The département, whose capital is Bogotá, is characterized by a privileged mountain system that presents a variety of climatic zones. In the lower range from 300 to 1000 meters altitude you can find temperatures from around 30˚C, followed by the sweet, spring-like climate from 18 to 20˚C in the heights from 1,000 to 2,000 m and finally in the upper range where you can find temperatures from around 8 to 10˚C up to minus temperatures on the mountain peaks. Not to forget the enormous biodiversity in these zones.

The water resources are extremely generous. This has several advantages, because it certainly has a great agricultural benefit, but it also plays an important role in adventure tourism, relaxation and for photography lovers. All these rivers flow either into the Magdalena in the west or into the Meta in the east, two of the three largest river systems in the country. In addition, there are a very large number of lagoons and lakes that can be visited.


The lush green of the diverse vegetation, the steep slopes in the mountain landscape, the artistic wealth of its inhabitants, who offer very finely crafted crafts, the culinary delights, the friendliness of the people, a variety of accommodation and the many leisure activities offered, make the region one that is undoubtedly worth a visit and should be enjoyed on all trains.



The village of Zipaquirá is located just 50 km from the capital at 2,652 m above sea level, with an average temperature of 13˚C. Here you will find the place that you must visit without a doubt when travelling in the surrounding area. Zipaquirá was built on an enormous salt mountain, whose extraordinary size and depth of a few meters has led to the construction of one of the most wonderful Catholic sanctuaries. Sculpted into the same salt rocks, an underground attraction has been created here, a tunnel system with a unique illumination that remains in memory. To mention some of the highlights of this visit: the enormous cross on the main altar, a baptismal font, 14 stations of the Passion of Christ, the Angels of the Apocalypse.
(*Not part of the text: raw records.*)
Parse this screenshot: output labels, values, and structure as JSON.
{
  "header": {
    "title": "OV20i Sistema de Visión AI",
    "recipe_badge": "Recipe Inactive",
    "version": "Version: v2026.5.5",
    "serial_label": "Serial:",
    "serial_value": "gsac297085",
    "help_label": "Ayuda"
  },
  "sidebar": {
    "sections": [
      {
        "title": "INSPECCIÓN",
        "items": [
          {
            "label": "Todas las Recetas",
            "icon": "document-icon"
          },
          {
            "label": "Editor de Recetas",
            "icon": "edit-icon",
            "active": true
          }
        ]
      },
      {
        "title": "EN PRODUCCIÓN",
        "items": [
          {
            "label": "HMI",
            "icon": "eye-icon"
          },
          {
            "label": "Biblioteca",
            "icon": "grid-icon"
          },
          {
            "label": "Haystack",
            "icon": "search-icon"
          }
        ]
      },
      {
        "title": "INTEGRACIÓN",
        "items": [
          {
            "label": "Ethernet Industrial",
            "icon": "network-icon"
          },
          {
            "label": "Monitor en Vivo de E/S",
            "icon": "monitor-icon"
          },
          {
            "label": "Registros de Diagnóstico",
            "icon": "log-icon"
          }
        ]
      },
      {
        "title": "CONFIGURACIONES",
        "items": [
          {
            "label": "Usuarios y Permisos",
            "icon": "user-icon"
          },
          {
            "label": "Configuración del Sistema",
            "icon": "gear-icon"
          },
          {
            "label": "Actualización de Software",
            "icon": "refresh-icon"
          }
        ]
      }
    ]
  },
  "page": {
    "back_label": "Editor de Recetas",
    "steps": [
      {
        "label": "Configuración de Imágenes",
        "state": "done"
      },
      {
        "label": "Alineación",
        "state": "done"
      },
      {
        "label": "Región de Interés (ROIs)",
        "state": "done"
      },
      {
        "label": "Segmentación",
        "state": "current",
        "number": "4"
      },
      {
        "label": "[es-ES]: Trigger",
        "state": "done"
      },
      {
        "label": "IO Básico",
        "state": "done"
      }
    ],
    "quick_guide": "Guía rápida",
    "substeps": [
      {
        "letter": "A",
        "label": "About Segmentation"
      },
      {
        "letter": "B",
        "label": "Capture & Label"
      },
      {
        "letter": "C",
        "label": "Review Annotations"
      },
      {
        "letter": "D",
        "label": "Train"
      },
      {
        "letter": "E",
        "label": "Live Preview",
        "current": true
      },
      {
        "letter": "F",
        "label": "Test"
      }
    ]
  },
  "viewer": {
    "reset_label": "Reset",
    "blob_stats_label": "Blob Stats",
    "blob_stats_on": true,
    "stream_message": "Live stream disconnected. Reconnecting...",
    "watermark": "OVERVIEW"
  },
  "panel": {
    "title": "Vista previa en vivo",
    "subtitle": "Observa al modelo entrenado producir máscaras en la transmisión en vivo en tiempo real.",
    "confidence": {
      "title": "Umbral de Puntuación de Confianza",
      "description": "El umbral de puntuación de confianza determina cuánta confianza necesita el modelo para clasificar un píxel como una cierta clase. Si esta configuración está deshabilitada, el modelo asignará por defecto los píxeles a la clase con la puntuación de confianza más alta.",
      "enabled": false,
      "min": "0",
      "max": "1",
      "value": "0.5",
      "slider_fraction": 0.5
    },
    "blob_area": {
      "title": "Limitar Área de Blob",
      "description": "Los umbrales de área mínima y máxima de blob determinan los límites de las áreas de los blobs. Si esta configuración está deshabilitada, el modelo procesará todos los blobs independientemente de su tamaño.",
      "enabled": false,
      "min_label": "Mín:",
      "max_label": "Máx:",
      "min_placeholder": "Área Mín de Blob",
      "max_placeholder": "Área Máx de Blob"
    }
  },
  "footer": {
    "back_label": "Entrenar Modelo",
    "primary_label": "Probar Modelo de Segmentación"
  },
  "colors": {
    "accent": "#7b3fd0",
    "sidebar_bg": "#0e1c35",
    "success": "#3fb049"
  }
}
Outside the salt mine is the Salt Museum.


Furthermore, it is worth taking a stroll in the village itself, which has several pretty squares, colonial buildings, the old train station, new republican architecture and the mighty cathedral.